The Sixth Amendment guarantees the effective assistance of counsel. To establish that trial counsel's representation failed to meet Sixth Amendment standards, petitioner must show (1) counsel's performance fell below an objective standard of reasonableness, and (2) prejudice. Strickland v. Washington, 466 U.S. 668 (1984). Trial counsel has a duty "to make reasonable investigations or to make a reasonable decision that makes particular investigations unnecessary." Id. at 691. There is a strong presumption that counsel's conduct falls within the wide range of reasonable professional assistance, or what "'might be considered sound trial strategy.'" Id. at 689 (quoting Michel v. Louisiana, 350 U.S. 91, 101 (1955)).
The Strickland standards apply to appellate counsel as well as trial counsel. Smith v. Murray, 477 U.S. 527, 535-36 (1986); Miller v. Keeney, 882 F.2d 1428, 1433 (9th Cir. 1989). However, an indigent defendant "does not have a constitutional right to compel appointed counsel to press non-frivolous points requested by the client, if counsel, as a matter of professional judgment, decides not to present those points." Jones v. Barnes, 463 U.S. 745, 751 (1983). Counsel "must be allowed to decide what issues are to be pressed." Id. Otherwise, the ability of counsel to present the client's case in accord with counsel's professional evaluation would be "seriously undermined." Id. There is no obligation to raise meritless arguments on a client's behalf.
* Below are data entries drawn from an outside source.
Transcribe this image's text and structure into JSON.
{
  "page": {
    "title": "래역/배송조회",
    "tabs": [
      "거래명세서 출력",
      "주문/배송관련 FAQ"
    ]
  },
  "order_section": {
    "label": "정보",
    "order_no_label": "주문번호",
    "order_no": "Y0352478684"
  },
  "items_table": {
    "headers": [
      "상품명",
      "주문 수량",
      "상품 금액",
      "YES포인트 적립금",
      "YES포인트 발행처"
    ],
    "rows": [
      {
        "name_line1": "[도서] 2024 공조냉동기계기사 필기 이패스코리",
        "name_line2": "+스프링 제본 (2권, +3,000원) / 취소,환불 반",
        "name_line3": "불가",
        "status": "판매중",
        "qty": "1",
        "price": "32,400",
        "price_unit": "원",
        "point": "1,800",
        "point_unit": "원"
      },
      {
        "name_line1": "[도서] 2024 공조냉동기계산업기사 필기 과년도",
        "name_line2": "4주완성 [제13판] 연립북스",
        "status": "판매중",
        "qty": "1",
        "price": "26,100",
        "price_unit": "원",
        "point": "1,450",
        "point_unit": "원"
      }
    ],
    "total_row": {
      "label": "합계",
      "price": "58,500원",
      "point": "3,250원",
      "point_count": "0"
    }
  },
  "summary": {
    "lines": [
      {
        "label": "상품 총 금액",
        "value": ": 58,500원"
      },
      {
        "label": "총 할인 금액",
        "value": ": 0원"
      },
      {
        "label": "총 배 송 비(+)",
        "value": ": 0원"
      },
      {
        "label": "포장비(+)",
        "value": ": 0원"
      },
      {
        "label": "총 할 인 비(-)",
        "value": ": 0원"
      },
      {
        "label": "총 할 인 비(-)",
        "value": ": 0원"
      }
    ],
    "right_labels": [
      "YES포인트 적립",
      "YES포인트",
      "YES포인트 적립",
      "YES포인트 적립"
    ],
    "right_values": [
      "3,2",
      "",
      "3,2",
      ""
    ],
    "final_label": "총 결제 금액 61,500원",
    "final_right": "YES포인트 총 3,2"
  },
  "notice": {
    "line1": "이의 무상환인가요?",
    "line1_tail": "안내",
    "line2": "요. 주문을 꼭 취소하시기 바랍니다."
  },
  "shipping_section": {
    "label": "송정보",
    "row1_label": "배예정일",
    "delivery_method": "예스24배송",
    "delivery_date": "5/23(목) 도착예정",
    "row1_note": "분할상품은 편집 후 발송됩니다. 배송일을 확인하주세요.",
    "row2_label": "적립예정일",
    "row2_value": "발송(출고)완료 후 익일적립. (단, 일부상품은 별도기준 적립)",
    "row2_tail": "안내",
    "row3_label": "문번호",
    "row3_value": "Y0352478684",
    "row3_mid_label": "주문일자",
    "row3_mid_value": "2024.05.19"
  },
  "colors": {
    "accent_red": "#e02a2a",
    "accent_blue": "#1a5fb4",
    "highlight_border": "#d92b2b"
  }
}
See Strickland, 466 U.S. at 687-88 (requiring showing of deficient performance and prejudice). In order to demonstrate prejudice here, petitioner must demonstrate that, but for counsel's errors, he probably would have prevailed on appeal. Miller, 882 F.2d at 1434, n.9.
As discussed in the previous section, the undersigned concludes that the sentence imposed did not violate petitioner's right to jury trial. Thus, petitioner cannot demonstrate he was prejudiced by appellate counsel's failure to challenge the sentence imposed. Accordingly, the state court's rejection of petitioner's second claim for relief was neither contrary to, nor an unreasonable application of, controlling principles of United States Supreme Court precedent. Therefore, petitioner's second claim for relief should also be denied.
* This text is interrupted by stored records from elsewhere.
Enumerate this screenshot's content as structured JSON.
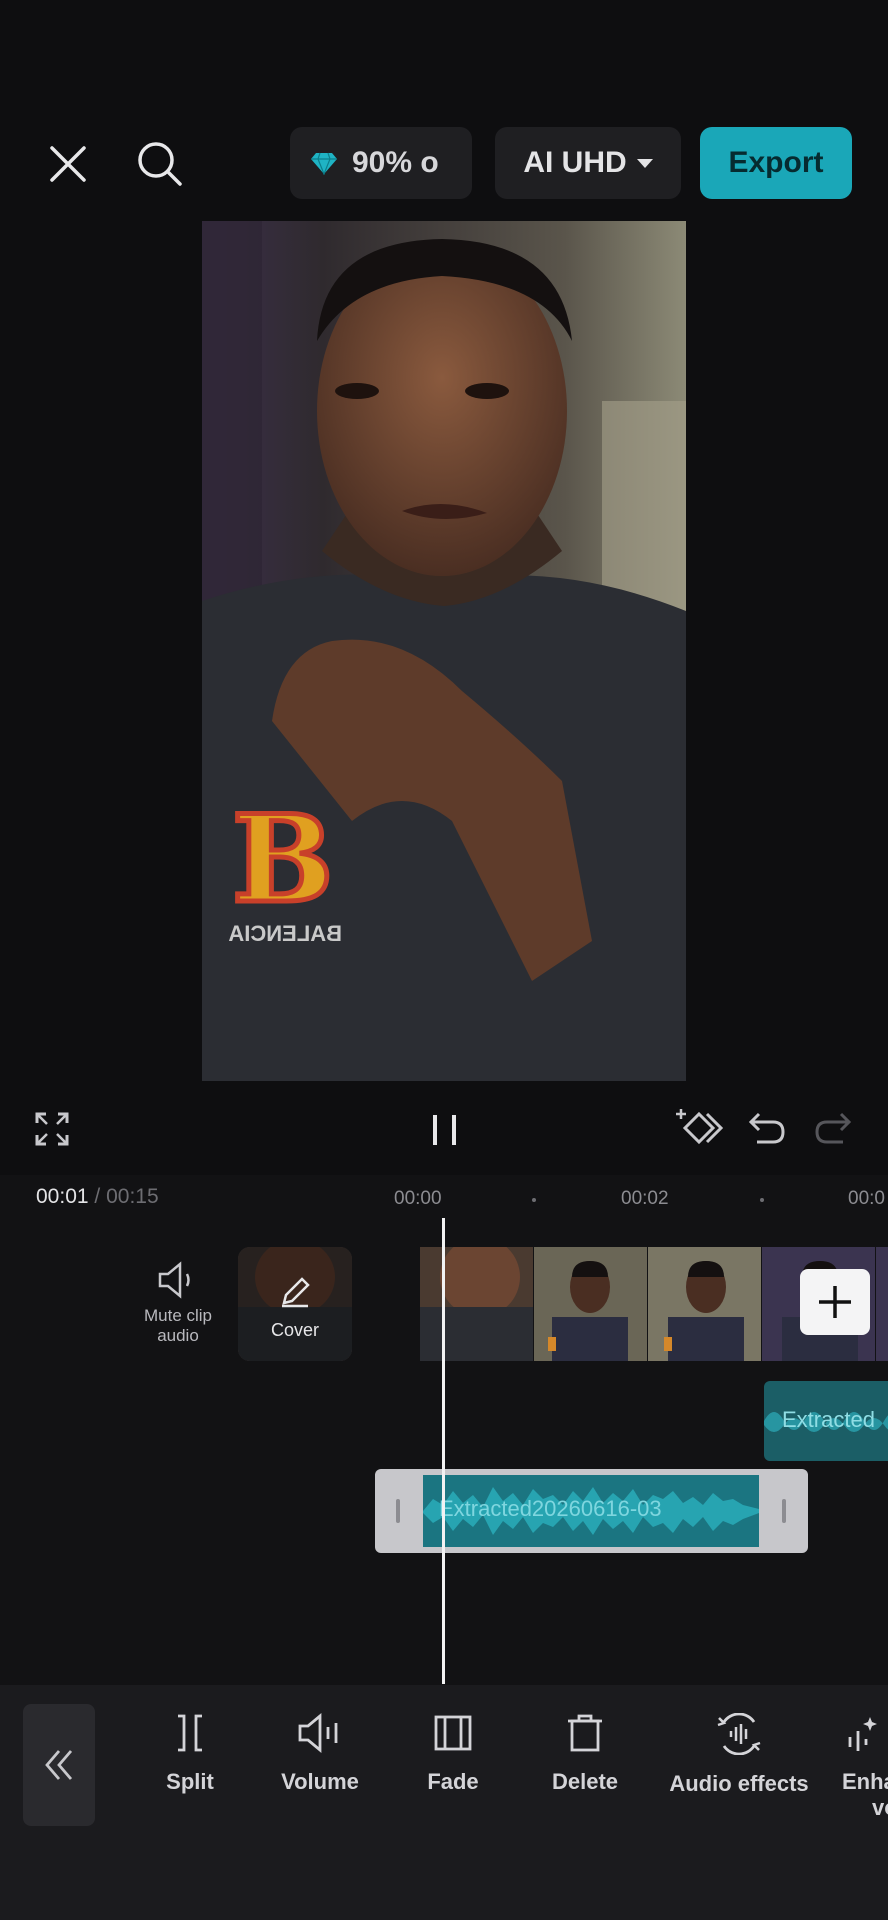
{
  "header": {
    "credits_text": "90% o",
    "quality_label": "AI UHD",
    "export_label": "Export"
  },
  "timeline": {
    "current_time": "00:01",
    "separator": "/",
    "total_time": "00:15",
    "ruler_labels": [
      "00:00",
      "00:02",
      "00:0"
    ],
    "mute_label": "Mute clip\naudio",
    "cover_label": "Cover",
    "audio_clip_label": "Extracted20260616-03",
    "audio_clip_2_label": "Extracted"
  },
  "preview": {
    "shirt_text": "BALENCIA"
  },
  "toolbar": {
    "items": [
      {
        "label": "Split",
        "icon": "split-icon"
      },
      {
        "label": "Volume",
        "icon": "volume-icon"
      },
      {
        "label": "Fade",
        "icon": "fade-icon"
      },
      {
        "label": "Delete",
        "icon": "delete-icon"
      },
      {
        "label": "Audio effects",
        "icon": "audio-effects-icon"
      },
      {
        "label": "Enha",
        "label2": "vo",
        "icon": "enhance-voice-icon"
      }
    ]
  },
  "colors": {
    "accent": "#1aa7b8",
    "background": "#0e0e10",
    "audio_clip": "#1b7581"
  }
}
For all of the above reasons, the undersigned denies petitioner's application for a writ of habeas corpus.
Before petitioner can appeal this decision, a certificate of appealability must issue.
28 U.S.C. § 2253(c); Fed. R. App. P. 22(b). A certificate of appealability may issue under 28 U.S.C. § 2253 "only if the applicant has made a substantial showing of the denial of a constitutional right." 28 U.S.C. § 2253(c)(2). The court must either issue a certificate of appealability indicating which issues satisfy the required showing or must state the reasons why such a certificate should not issue. Fed. R. App. P. 22(b).
For the reasons set forth above, the undersigned finds that petitioner has not made a showing of a substantial showing of the denial of a constitutional right.
Accordingly, IT IS HEREBY ORDERED that:
1. Petitioner's application for a petition for writ of habeas corpus is denied; and
2. The court declines to issue the certificate of appealability referenced in 28 U.S.C. § 2253.